How Hands-On Classes Are Dealing With Online School

Ariana Tackett, News Editor and Cartoonist

With the new virtual learning environment, many classes are having to relinquish precious in-person activities in favor of those that can be done through the computer screen. Classes that emphasize tactile learning are feeling this loss more than others, and teachers are working harder to give their students the instruction they need.

Many classes in FCPS’s Chantilly Academy focus on practical lessons, and teachers have creatively adjusted their instruction in order to make the most of online learning. 

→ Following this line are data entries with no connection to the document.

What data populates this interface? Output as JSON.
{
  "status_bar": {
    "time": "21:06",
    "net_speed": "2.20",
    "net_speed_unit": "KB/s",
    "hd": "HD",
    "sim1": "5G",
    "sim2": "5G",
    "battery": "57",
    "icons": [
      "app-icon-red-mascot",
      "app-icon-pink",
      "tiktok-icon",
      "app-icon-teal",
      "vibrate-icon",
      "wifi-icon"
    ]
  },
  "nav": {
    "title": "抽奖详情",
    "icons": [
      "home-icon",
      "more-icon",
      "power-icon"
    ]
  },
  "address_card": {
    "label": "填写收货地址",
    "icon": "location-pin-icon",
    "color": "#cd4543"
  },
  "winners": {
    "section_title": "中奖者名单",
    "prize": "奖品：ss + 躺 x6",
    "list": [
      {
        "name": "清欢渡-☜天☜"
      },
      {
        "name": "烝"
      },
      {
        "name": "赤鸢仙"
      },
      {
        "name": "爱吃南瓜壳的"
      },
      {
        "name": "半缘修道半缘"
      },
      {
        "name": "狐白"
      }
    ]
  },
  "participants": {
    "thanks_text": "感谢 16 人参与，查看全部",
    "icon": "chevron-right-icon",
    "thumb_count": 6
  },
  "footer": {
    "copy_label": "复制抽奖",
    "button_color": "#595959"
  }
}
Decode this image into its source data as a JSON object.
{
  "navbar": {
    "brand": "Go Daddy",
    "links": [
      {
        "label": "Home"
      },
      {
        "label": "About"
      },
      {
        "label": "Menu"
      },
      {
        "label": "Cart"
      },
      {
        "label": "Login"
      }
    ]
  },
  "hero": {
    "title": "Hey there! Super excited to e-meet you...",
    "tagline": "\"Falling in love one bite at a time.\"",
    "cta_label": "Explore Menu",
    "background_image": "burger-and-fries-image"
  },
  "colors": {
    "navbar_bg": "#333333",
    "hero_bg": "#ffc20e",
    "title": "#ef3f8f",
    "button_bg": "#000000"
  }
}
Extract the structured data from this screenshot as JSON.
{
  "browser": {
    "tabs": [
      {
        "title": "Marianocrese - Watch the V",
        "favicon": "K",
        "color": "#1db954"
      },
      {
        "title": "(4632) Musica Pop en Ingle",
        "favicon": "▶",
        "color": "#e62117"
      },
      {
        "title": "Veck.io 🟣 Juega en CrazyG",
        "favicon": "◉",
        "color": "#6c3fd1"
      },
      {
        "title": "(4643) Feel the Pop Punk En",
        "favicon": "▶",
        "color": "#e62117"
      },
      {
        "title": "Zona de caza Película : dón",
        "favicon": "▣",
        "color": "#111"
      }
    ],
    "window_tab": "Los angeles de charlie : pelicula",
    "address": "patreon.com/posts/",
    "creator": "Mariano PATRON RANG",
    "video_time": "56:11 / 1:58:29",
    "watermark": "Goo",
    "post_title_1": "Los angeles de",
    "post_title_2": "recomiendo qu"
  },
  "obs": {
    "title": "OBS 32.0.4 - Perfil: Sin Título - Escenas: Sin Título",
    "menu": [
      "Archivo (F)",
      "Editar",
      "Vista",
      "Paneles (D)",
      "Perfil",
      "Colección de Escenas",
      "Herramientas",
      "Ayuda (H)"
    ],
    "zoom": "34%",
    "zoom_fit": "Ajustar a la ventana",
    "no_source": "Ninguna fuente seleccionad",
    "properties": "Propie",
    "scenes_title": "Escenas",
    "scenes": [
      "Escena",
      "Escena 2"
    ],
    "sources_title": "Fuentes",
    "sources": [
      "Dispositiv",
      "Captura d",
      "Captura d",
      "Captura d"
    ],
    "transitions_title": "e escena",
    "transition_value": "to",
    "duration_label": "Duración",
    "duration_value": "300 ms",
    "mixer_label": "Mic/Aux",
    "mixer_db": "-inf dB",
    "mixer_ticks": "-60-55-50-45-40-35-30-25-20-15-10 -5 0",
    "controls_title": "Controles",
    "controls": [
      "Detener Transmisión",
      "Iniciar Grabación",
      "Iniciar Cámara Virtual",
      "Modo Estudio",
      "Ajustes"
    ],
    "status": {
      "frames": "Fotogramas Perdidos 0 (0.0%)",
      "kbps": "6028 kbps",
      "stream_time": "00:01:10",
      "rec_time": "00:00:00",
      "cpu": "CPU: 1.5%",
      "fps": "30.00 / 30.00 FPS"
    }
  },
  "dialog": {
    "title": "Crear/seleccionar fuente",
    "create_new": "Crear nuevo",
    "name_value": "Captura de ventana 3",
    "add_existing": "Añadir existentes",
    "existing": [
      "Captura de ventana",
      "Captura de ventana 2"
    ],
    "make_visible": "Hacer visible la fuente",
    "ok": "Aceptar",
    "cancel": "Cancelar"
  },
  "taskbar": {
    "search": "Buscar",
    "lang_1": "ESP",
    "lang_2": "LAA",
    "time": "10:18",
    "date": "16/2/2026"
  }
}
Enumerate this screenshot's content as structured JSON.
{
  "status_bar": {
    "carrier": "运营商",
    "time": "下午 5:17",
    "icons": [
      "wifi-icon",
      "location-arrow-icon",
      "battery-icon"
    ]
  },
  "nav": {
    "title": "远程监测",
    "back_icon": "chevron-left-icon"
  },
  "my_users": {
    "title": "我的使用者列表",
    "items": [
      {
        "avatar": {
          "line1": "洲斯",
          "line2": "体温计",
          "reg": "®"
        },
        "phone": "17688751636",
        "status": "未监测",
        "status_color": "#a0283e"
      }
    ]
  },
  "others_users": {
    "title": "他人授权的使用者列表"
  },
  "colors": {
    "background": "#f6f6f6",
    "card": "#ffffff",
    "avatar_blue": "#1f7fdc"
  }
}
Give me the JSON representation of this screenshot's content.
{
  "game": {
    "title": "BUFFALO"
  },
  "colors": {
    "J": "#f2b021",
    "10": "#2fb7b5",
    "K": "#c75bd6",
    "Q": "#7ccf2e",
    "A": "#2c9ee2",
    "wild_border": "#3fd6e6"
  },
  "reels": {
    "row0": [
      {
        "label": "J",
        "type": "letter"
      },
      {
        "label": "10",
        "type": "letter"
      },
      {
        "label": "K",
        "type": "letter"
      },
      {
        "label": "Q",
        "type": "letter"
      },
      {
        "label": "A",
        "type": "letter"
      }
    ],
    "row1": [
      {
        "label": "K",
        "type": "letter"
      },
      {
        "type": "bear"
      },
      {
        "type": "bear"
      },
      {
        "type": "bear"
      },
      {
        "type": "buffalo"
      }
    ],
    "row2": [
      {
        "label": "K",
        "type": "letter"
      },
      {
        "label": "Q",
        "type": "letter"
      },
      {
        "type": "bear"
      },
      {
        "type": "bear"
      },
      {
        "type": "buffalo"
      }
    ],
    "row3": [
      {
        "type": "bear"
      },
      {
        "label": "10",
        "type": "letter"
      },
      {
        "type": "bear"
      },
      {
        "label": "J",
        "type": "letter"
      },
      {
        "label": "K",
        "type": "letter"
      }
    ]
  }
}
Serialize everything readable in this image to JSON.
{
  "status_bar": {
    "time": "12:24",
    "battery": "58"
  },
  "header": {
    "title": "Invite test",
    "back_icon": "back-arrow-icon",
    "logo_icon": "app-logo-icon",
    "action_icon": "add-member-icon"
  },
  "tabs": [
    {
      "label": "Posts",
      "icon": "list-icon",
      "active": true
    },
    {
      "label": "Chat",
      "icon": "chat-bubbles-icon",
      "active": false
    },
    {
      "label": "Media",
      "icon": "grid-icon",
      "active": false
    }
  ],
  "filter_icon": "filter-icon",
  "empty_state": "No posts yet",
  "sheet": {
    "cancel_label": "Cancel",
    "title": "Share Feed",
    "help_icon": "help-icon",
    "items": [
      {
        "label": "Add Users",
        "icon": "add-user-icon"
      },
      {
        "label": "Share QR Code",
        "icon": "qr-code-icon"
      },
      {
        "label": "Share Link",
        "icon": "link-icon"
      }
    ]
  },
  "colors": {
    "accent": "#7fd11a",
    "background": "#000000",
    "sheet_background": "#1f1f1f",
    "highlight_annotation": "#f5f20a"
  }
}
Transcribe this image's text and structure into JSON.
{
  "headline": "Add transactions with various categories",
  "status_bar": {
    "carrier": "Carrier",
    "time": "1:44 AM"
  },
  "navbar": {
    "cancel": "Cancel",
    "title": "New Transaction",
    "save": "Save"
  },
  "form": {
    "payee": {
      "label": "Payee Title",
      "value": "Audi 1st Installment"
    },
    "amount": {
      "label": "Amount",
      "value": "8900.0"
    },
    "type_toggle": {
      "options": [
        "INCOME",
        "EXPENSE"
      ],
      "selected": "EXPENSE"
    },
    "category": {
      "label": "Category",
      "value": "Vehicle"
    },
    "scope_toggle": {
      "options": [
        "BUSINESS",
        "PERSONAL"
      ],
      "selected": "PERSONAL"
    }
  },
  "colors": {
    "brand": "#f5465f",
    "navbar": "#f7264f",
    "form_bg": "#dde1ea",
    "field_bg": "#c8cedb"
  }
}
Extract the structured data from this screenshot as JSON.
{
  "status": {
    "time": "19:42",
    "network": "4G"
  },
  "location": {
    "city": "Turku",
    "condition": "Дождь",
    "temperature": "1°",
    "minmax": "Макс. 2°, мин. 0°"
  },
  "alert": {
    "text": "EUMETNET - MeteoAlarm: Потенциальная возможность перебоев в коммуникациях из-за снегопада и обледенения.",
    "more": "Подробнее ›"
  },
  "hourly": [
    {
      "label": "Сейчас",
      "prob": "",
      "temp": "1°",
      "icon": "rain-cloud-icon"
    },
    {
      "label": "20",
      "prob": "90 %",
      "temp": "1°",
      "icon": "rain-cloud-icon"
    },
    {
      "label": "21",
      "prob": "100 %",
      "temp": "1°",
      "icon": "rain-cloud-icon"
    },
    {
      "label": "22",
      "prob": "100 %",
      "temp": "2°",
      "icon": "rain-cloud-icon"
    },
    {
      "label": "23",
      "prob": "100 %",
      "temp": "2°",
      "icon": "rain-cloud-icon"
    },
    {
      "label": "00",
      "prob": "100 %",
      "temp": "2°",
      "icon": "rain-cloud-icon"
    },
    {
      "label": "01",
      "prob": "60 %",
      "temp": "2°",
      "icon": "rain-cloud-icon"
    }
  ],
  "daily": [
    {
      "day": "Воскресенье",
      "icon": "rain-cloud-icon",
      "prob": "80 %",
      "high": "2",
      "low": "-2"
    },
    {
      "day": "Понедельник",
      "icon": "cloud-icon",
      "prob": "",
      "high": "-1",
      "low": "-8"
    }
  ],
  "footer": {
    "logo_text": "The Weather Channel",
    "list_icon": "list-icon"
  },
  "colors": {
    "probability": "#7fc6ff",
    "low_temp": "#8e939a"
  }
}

Cosmetology—a course that teaches students how to care for hair, skin, and nails with an emphasis on safety and professional ethics—is best taught face to face. Wayne White, Chantilly’s Cosmetology teacher, explains how he most misses “seeing [students’] body language when they don’t understand something” and “[helping] them perform a skill that they were struggling with.” The online disconnect can be detrimental to accurately teaching material to students, but Mr. White faces this challenge by “supporting [his] practical lessons with videos to help support their learning.”

Chantilly’s Auto Technology course enables students to have hands-on experience learning about the major systems of automobiles, and instructor Samuel Little expresses his disappointment with not being able to “get that close relationship with [his] students.” To combat this, he has implemented creative online “strategies and examples to show students how it will be in the real world.”

Photo courtesy of Nina Cava.

Another Chantilly course that is feeling the disappointment of online learning is the Culinary Arts class, taught by Clay Doubleday. Culinary Arts is a class best done within the walls of a kitchen, but online learning unfortunately prevents this. Mr. Doubleday reveals his frustration with how “all the work that was hands-on and immediate is now just paperwork.” He does admit that this has been a challenging learning experience for him as well, but he has learned how to live stream his cooking lessons with three cameras: “one camera on [him], one on the prep area and one on the stove.”

This lack of hands-on experiences because of the virtual environment of school directly affects many Woodson art students. Senior Nina Cava explains her frustration with having trouble “finding the motivation to do art outside of the classroom environment.” While she finds it relieving that there is less setup involved before creating her works, she misses “viewing others’ work and receiving advice on [her] own art.”